*** Opening of RECORDED DATA ***
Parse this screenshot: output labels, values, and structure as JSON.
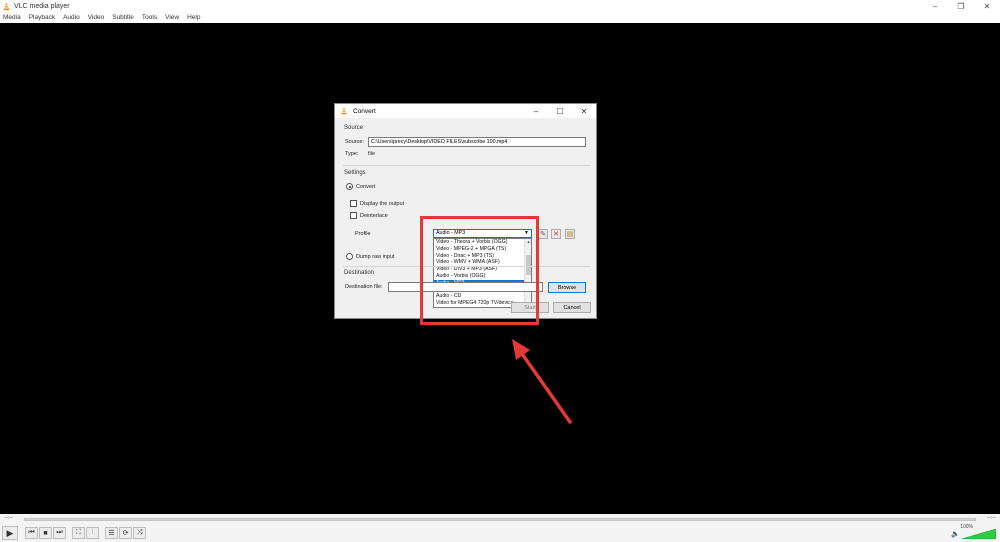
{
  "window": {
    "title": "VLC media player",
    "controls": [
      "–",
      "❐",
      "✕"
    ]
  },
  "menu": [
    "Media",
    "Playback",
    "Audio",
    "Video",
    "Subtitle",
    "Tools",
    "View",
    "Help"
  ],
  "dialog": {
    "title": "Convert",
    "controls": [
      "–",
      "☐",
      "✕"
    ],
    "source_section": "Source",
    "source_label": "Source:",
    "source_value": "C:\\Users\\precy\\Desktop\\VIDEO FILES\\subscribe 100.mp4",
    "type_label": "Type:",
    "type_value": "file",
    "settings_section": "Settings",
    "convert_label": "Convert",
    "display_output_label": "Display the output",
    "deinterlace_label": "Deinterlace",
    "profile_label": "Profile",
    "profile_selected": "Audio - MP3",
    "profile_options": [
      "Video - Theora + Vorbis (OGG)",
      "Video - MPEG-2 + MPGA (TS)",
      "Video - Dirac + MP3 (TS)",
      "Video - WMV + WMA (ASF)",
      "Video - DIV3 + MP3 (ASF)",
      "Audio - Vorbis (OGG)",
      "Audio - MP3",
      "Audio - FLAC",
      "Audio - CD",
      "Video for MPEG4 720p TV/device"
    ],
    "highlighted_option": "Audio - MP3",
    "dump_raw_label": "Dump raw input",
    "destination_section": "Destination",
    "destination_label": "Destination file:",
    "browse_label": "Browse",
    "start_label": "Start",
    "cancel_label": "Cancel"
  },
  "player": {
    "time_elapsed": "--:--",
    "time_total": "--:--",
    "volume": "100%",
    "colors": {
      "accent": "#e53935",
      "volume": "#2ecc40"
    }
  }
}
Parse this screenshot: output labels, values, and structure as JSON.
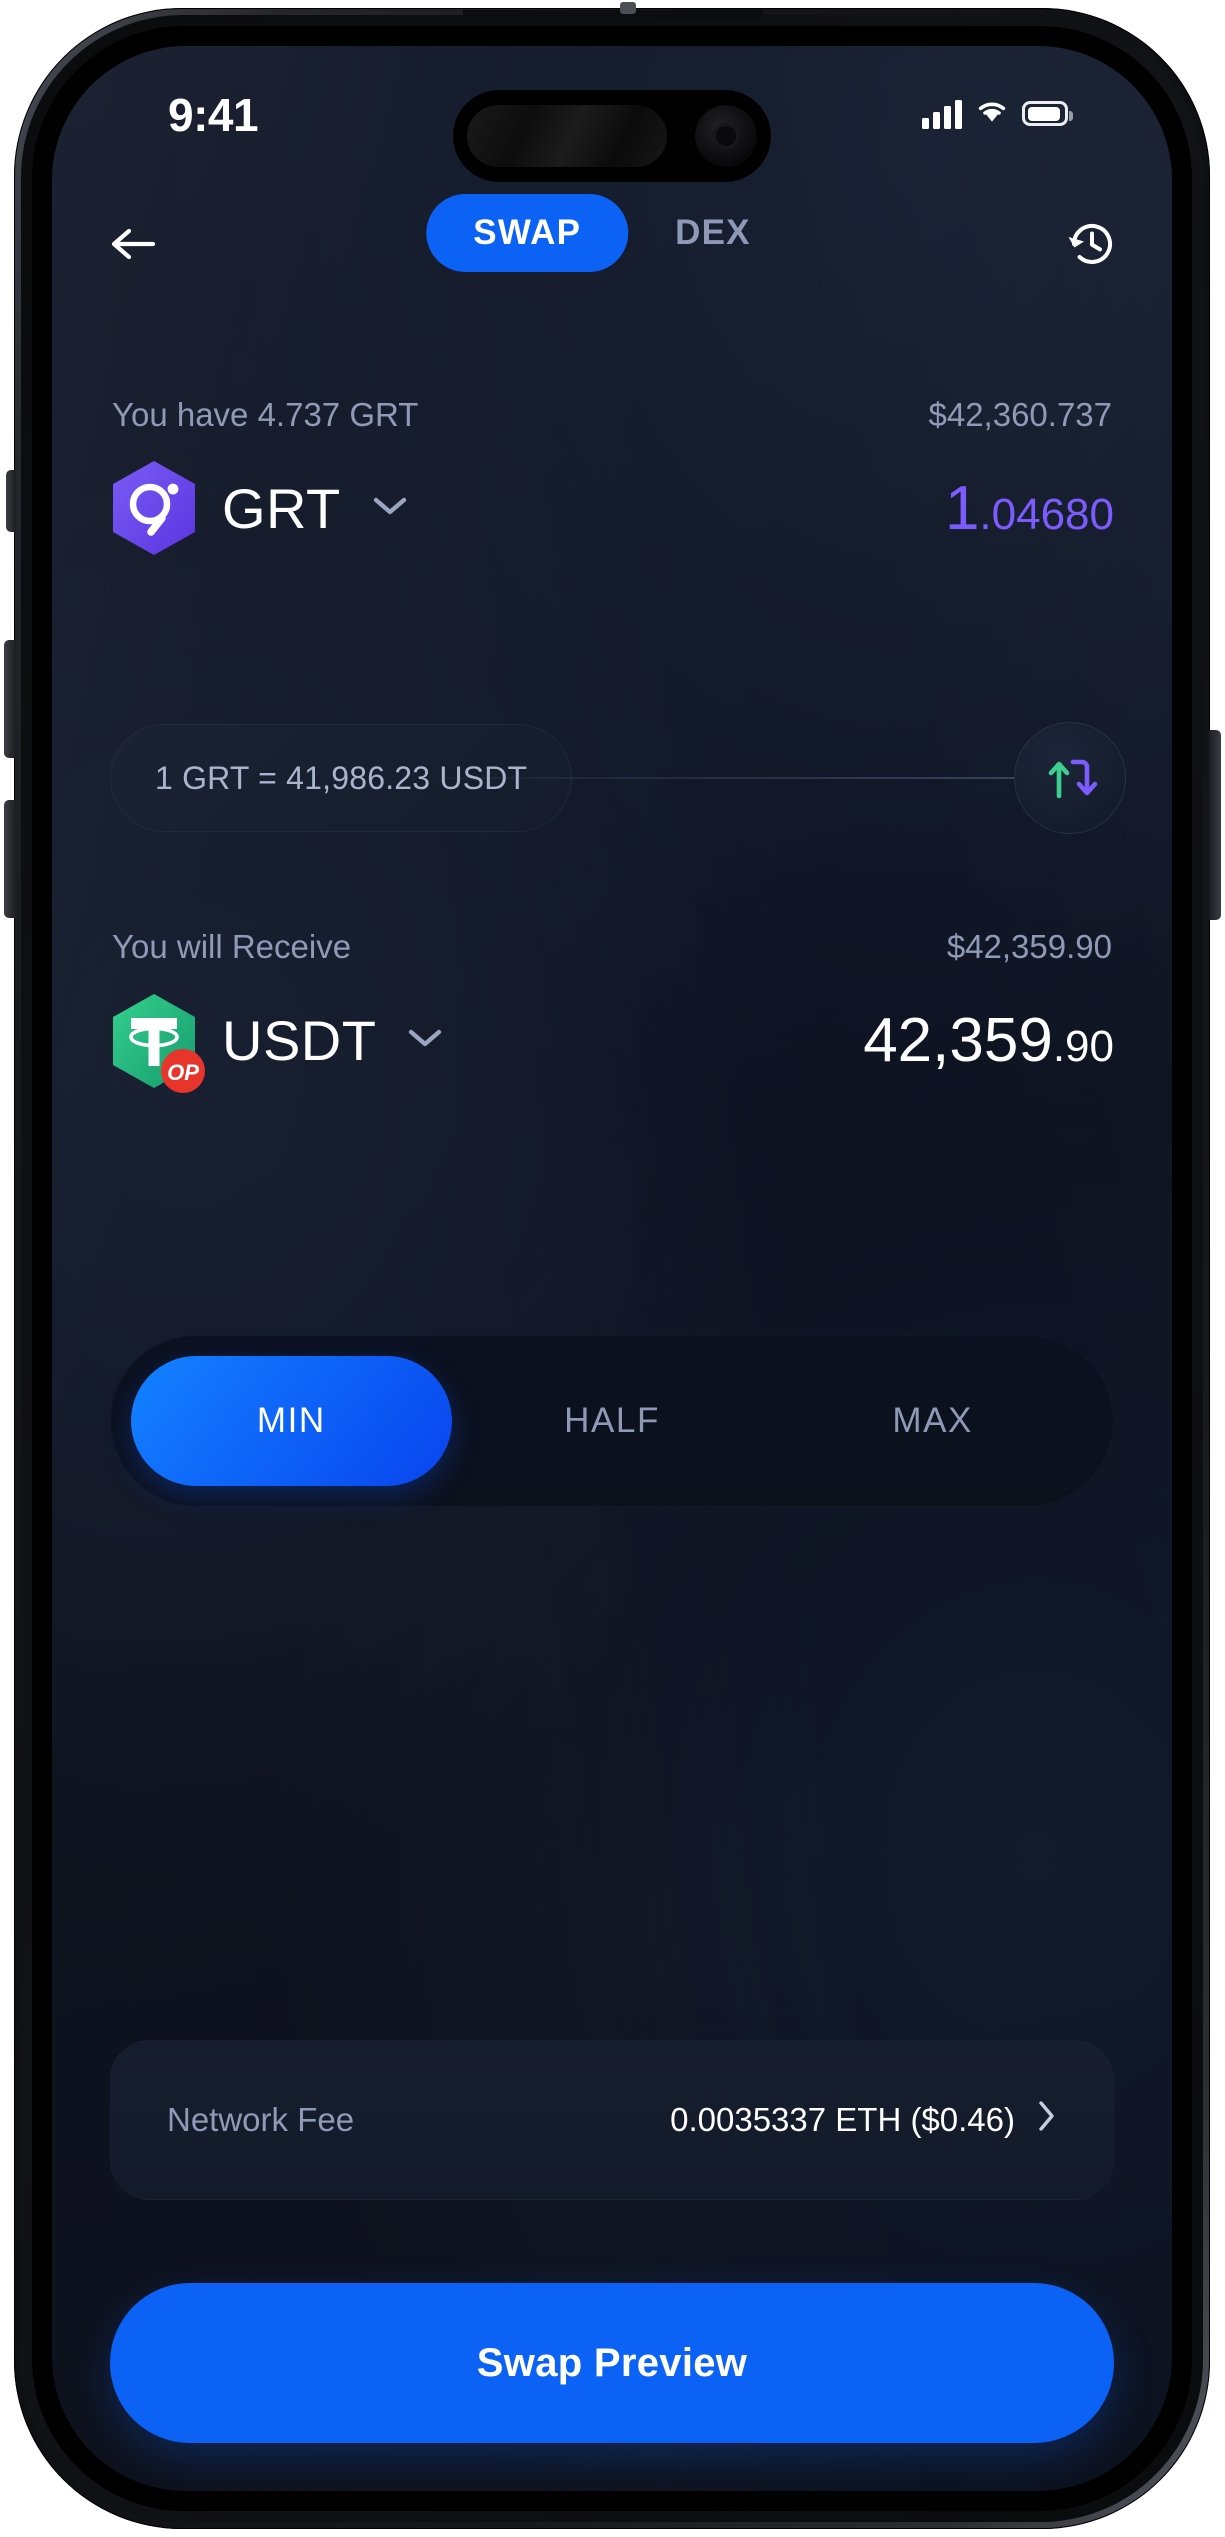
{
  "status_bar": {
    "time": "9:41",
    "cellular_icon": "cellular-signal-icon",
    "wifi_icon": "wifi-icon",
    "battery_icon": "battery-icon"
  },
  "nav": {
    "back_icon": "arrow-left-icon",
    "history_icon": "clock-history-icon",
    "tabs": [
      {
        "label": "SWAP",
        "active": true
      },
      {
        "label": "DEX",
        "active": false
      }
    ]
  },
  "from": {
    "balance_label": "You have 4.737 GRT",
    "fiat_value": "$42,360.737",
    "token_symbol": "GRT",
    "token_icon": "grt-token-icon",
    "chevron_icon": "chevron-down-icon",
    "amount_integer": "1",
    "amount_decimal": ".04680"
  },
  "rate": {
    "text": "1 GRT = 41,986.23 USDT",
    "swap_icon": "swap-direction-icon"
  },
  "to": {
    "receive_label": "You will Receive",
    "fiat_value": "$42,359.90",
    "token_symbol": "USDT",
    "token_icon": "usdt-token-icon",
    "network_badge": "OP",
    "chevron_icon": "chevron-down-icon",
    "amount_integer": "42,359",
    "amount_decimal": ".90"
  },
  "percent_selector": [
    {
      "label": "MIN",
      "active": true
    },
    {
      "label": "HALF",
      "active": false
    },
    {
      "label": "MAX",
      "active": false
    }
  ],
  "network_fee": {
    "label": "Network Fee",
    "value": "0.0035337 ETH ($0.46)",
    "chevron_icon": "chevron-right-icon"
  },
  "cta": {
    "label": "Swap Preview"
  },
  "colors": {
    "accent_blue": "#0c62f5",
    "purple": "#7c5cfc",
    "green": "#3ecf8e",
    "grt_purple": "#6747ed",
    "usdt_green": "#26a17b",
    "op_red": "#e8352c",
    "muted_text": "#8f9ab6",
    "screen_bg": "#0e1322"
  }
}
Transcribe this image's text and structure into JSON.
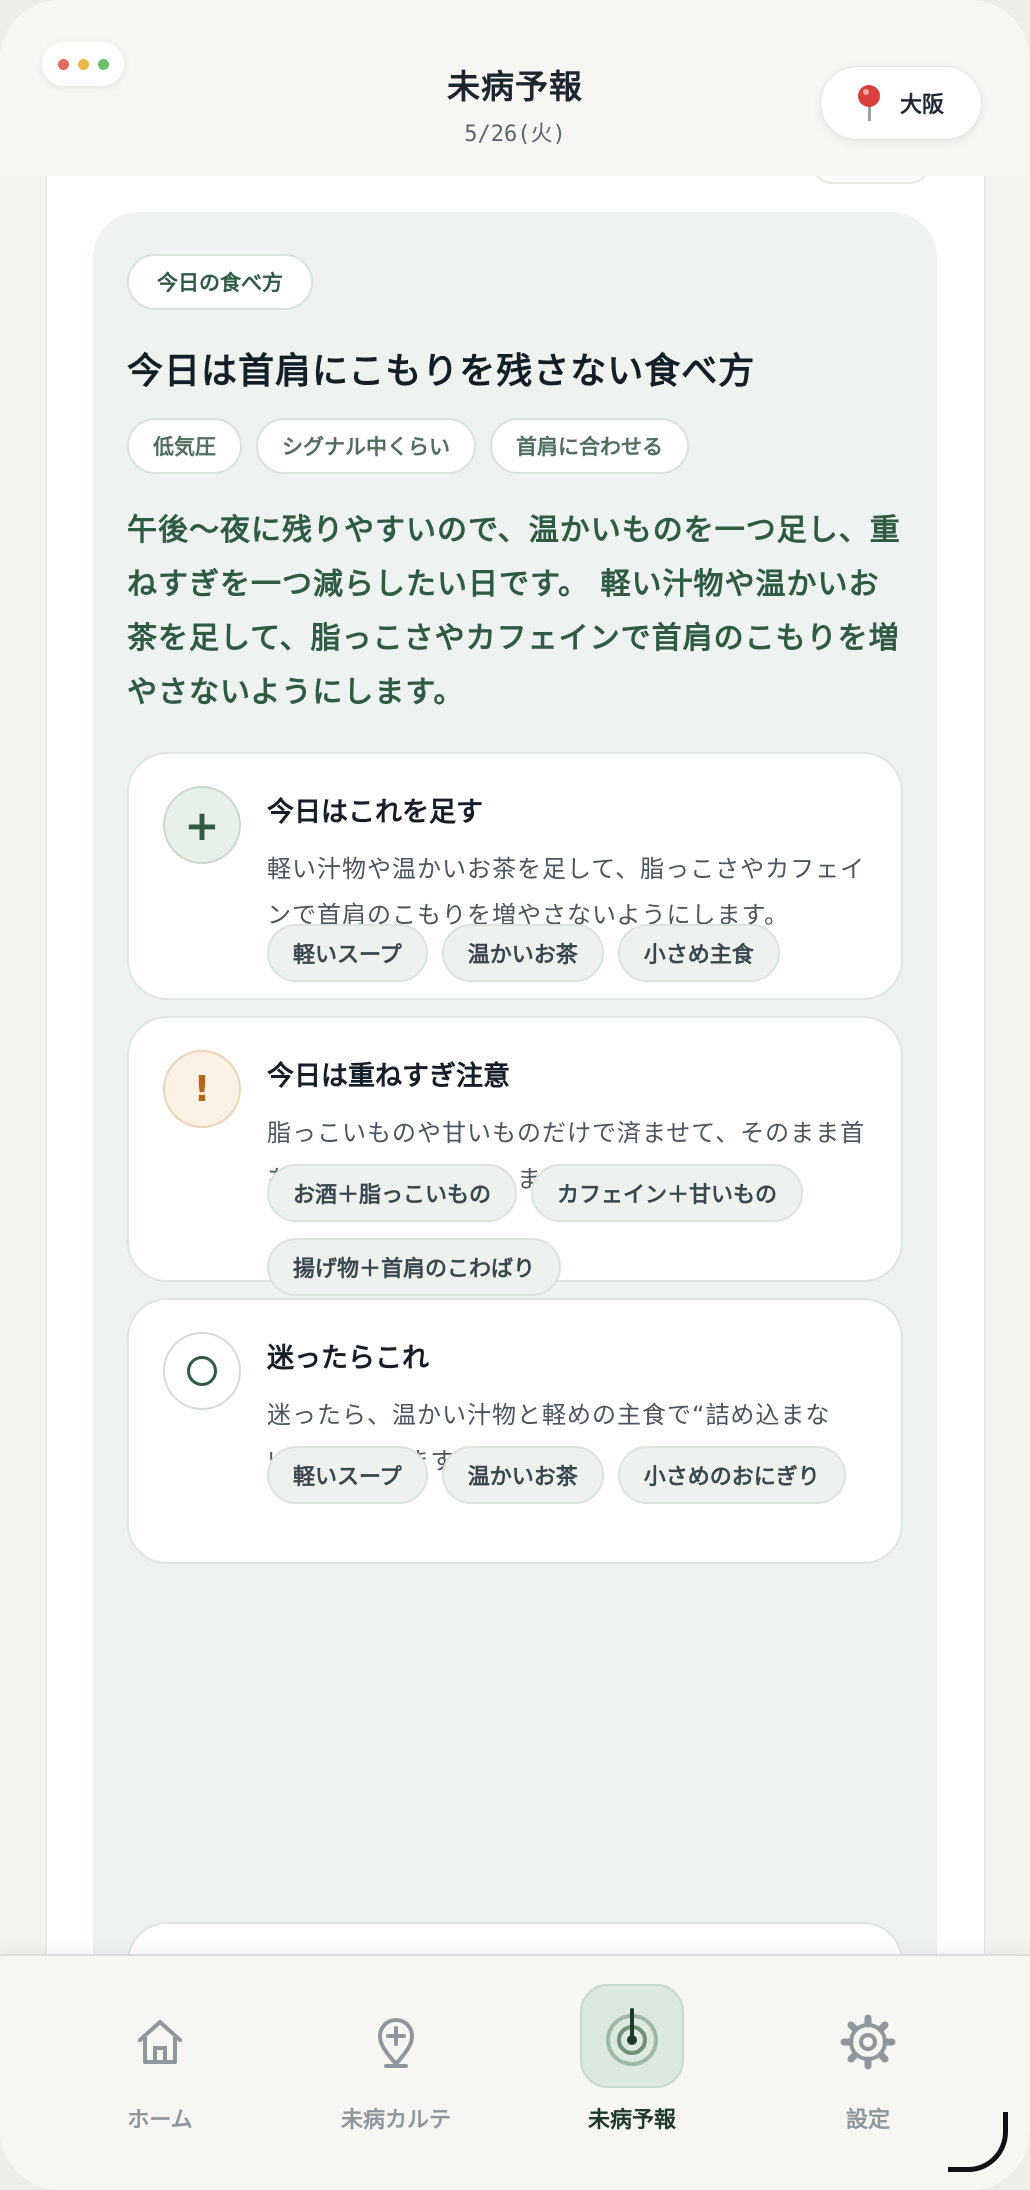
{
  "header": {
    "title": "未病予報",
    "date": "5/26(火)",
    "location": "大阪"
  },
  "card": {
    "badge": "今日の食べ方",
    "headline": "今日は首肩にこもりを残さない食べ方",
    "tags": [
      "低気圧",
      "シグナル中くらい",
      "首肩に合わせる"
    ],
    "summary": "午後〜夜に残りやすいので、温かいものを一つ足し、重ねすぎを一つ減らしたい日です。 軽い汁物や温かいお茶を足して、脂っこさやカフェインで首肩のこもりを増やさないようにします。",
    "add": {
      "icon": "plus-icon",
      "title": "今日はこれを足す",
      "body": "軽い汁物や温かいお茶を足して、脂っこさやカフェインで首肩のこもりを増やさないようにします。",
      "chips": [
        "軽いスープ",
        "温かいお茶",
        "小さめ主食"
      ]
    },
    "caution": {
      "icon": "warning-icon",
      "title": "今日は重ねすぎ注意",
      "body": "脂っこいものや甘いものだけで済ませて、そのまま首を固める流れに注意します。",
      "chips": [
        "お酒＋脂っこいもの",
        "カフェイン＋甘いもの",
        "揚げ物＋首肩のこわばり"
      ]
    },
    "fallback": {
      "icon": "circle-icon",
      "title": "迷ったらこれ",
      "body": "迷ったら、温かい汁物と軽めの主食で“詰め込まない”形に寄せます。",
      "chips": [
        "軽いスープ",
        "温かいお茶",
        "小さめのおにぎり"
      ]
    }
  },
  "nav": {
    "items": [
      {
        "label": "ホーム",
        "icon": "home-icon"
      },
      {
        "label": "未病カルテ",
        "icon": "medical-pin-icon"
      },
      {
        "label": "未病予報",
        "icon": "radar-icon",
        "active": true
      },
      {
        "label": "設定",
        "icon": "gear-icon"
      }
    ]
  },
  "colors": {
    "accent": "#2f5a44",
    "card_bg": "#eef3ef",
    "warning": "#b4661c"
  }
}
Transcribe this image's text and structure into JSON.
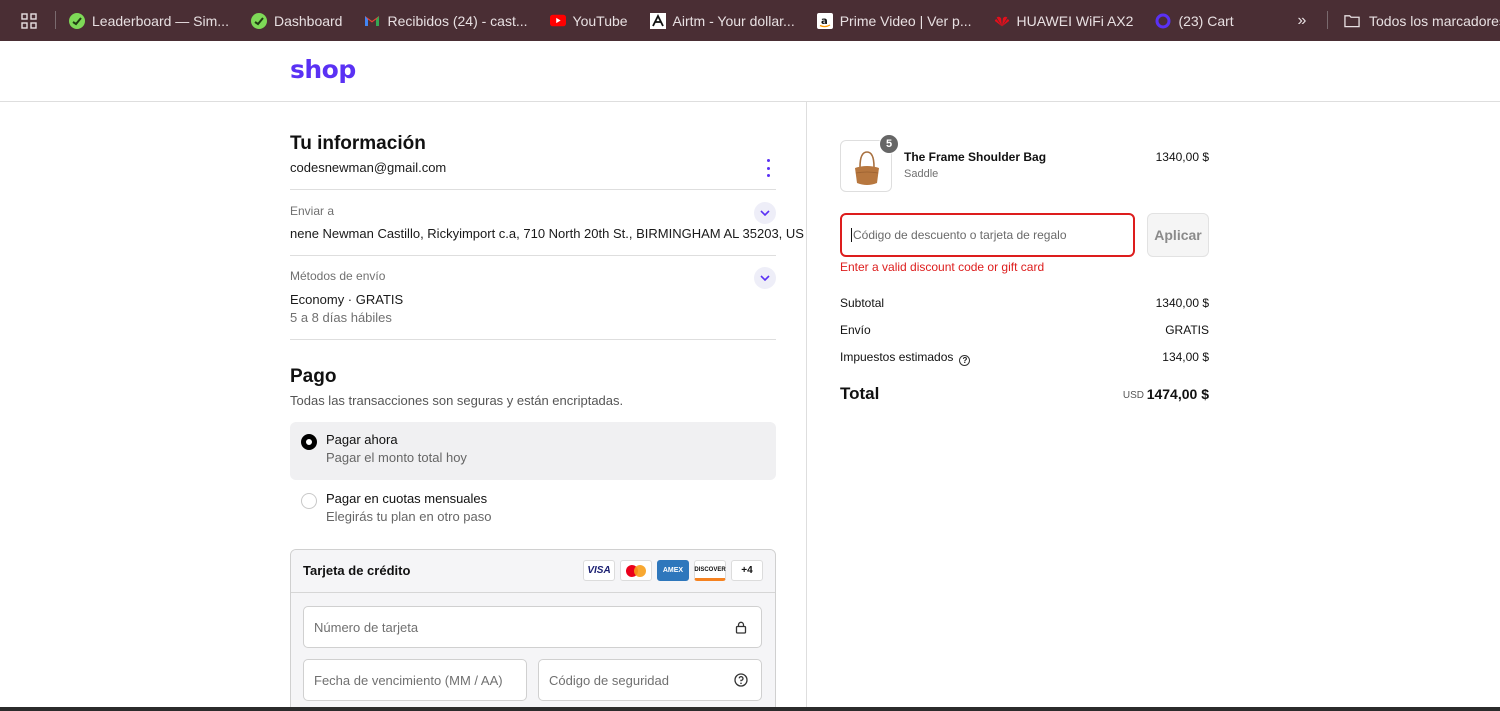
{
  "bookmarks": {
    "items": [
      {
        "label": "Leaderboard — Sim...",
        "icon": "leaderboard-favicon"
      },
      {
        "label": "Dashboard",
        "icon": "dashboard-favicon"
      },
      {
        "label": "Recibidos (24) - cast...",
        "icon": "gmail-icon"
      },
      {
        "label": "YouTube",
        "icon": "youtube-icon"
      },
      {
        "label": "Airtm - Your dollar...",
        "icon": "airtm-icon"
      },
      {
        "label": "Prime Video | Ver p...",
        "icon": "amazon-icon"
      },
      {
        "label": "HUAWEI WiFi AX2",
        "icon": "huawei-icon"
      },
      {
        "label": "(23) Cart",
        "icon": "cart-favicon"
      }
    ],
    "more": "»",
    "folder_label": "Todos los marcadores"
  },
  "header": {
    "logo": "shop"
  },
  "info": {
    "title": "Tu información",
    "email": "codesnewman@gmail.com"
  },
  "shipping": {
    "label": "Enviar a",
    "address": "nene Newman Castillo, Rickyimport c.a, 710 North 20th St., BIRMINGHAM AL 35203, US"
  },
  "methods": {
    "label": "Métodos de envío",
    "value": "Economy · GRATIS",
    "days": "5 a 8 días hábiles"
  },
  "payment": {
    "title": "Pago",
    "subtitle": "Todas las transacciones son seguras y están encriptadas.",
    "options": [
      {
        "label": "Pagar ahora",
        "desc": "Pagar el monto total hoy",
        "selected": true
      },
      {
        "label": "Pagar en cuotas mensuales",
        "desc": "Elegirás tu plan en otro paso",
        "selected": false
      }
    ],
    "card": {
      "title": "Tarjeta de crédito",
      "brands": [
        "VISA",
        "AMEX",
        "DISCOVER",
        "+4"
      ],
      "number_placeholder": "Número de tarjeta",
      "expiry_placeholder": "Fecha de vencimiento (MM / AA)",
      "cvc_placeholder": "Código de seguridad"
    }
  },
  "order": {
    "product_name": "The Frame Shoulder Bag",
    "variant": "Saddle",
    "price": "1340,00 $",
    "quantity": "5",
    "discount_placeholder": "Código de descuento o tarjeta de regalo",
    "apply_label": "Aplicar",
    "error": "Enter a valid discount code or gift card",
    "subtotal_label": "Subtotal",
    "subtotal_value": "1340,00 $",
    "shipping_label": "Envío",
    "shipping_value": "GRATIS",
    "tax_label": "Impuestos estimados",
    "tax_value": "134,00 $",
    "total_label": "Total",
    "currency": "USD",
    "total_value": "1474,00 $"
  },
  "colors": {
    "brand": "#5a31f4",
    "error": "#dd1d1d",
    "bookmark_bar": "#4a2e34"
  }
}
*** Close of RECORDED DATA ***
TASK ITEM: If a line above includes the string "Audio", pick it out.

ANSWER FOR THIS EXERCISE:
    "Audio",
    "profile_selected": "Audio - MP3",
      "Audio - Vorbis (OGG)",
      "Audio - MP3",
      "Audio - FLAC",
      "Audio - CD",
    "highlighted_option": "Audio - MP3",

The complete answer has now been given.